Task directions: Find every line below that contains the word "Yerel" and copy it out.

Records supplied:
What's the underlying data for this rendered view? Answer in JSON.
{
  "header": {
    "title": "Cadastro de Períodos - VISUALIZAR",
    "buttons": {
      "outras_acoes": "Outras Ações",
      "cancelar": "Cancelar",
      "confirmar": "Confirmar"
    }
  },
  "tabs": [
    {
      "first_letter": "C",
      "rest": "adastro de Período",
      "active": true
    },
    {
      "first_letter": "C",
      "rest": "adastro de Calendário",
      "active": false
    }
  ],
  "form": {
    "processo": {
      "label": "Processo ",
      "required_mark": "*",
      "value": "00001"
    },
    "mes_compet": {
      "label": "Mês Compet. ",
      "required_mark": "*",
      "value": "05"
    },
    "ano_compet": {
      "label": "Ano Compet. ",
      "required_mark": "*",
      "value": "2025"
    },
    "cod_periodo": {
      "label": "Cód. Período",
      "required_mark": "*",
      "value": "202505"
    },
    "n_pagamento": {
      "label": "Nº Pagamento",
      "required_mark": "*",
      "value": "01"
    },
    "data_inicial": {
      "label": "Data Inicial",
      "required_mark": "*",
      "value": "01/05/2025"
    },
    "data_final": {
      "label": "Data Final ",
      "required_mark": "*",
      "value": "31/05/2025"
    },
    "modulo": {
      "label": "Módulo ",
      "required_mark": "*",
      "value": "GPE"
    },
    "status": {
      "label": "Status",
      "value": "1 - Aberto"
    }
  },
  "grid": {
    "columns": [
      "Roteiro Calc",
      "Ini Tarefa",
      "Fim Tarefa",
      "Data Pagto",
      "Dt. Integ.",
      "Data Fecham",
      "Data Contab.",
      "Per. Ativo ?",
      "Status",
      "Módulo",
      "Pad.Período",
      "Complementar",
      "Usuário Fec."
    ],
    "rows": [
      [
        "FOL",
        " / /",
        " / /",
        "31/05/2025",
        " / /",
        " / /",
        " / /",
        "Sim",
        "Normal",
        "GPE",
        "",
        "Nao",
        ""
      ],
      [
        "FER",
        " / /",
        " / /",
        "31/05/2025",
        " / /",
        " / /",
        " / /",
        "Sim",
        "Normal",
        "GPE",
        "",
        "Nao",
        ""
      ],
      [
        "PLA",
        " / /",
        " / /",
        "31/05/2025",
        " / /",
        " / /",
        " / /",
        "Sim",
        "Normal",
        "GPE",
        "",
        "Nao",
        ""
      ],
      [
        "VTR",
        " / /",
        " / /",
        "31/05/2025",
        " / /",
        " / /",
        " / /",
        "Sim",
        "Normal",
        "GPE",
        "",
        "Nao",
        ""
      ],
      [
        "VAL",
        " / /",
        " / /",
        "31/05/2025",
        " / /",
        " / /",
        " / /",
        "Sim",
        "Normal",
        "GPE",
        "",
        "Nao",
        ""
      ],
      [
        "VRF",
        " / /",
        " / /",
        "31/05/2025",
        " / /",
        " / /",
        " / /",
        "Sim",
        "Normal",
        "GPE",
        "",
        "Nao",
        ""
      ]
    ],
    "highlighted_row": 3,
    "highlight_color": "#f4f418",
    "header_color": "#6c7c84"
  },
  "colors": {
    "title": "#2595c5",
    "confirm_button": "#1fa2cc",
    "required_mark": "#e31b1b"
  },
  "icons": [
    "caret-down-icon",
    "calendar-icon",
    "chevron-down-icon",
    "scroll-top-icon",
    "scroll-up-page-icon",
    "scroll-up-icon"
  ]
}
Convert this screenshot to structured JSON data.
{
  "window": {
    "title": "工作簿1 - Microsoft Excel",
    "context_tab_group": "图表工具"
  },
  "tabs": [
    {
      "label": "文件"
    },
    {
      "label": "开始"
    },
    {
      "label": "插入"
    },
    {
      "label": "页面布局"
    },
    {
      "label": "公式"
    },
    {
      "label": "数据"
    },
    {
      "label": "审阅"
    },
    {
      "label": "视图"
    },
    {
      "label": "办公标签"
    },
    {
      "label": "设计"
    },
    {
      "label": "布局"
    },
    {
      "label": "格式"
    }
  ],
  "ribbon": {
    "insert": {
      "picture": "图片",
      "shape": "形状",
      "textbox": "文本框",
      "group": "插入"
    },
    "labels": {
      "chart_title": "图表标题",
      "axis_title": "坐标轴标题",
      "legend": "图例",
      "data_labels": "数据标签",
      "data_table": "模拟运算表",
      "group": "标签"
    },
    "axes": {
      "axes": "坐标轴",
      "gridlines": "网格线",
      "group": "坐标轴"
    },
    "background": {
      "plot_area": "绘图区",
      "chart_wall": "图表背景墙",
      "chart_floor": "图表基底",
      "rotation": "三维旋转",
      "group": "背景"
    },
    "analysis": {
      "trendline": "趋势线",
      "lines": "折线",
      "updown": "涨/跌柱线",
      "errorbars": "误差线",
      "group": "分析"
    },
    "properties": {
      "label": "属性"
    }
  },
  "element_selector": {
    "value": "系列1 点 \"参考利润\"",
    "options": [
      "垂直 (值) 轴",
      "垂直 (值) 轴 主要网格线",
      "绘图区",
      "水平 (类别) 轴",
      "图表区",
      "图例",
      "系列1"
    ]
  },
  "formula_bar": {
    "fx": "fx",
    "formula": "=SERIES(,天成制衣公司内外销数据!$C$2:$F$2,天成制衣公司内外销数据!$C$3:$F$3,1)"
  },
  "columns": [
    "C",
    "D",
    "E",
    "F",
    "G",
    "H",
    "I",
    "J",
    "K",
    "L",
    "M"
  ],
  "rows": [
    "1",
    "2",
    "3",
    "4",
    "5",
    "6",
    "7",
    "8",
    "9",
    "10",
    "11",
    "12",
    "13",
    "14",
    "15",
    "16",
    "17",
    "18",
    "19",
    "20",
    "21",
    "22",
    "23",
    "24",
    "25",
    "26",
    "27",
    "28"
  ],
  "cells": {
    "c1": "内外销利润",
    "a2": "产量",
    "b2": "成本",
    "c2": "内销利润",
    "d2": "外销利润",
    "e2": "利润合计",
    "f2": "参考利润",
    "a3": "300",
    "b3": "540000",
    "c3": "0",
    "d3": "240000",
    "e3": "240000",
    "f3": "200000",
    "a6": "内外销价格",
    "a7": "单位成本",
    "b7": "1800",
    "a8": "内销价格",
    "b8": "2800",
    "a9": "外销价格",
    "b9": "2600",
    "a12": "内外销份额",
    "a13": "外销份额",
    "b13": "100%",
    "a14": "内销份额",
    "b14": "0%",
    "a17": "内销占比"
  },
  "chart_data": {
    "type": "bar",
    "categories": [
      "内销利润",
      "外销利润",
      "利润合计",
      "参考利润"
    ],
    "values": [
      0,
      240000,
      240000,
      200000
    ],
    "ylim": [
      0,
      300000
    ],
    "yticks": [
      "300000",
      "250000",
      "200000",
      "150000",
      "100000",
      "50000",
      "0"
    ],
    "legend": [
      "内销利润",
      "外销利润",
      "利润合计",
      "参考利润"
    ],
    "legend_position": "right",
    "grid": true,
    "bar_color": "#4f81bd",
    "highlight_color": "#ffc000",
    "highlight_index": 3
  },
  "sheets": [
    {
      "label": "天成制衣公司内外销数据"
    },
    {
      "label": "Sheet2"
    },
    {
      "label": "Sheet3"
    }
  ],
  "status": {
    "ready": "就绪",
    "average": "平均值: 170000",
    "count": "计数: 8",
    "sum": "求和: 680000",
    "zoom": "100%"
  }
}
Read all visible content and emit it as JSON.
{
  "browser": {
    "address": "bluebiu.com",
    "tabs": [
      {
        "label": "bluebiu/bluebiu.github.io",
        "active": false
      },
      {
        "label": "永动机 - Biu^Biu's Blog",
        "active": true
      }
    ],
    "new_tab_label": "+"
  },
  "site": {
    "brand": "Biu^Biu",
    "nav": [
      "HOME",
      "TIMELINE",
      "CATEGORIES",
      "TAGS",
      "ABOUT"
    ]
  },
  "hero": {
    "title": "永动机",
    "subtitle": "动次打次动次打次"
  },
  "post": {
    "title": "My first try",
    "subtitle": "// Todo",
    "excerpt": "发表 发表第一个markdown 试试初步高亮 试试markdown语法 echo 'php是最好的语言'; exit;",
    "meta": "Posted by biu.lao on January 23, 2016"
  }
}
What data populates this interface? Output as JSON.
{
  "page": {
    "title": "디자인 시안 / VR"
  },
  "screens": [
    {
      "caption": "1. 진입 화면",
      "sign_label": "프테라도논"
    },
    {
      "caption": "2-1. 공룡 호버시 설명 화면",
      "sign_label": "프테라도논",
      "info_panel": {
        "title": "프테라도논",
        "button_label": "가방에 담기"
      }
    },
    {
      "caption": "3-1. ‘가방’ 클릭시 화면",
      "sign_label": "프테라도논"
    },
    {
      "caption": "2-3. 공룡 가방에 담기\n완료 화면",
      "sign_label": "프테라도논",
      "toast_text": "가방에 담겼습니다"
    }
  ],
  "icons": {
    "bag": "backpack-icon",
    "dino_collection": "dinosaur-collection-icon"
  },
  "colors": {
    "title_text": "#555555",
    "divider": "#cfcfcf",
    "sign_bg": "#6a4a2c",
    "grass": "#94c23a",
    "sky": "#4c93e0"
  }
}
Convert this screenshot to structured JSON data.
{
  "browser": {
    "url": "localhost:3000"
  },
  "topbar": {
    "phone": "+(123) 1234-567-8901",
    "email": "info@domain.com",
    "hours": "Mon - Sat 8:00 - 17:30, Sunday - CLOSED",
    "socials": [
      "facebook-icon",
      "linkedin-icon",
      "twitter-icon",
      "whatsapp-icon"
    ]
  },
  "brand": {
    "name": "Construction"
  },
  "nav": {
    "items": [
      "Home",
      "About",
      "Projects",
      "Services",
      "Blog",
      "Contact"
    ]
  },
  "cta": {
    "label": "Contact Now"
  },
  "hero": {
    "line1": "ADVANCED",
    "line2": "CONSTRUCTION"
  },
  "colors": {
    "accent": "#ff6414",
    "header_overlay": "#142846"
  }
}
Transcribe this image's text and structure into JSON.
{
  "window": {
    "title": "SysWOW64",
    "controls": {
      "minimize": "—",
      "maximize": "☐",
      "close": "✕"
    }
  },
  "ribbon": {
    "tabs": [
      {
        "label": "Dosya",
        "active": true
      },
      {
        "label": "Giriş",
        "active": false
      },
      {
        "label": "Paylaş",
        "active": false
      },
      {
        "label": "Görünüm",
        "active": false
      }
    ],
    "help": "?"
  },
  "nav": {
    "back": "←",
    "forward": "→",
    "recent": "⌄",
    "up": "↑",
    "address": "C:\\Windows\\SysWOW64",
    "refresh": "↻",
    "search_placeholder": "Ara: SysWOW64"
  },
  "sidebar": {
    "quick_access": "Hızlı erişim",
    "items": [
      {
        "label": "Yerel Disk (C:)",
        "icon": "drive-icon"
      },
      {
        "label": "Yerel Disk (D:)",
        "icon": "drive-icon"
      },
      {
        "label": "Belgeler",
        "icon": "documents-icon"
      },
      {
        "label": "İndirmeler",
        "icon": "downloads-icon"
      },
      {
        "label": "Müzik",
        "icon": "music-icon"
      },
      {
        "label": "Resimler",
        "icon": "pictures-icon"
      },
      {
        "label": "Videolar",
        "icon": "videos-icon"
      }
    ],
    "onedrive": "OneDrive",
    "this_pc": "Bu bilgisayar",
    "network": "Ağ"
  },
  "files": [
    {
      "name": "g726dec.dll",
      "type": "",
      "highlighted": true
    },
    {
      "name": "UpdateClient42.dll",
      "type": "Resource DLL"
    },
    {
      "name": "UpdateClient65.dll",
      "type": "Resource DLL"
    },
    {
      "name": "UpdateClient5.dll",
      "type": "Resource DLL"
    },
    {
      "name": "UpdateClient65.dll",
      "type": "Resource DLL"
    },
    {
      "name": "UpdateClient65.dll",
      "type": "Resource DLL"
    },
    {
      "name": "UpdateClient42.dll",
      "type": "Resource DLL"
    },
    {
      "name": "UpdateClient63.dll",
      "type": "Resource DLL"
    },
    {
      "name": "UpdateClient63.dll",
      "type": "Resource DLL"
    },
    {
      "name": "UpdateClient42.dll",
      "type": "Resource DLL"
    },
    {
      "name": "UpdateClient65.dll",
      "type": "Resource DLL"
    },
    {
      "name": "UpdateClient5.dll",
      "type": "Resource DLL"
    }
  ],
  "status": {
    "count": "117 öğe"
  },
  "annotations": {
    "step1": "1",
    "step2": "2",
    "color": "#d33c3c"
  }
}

Result:
        "label": "Yerel Disk (C:)",
        "label": "Yerel Disk (D:)",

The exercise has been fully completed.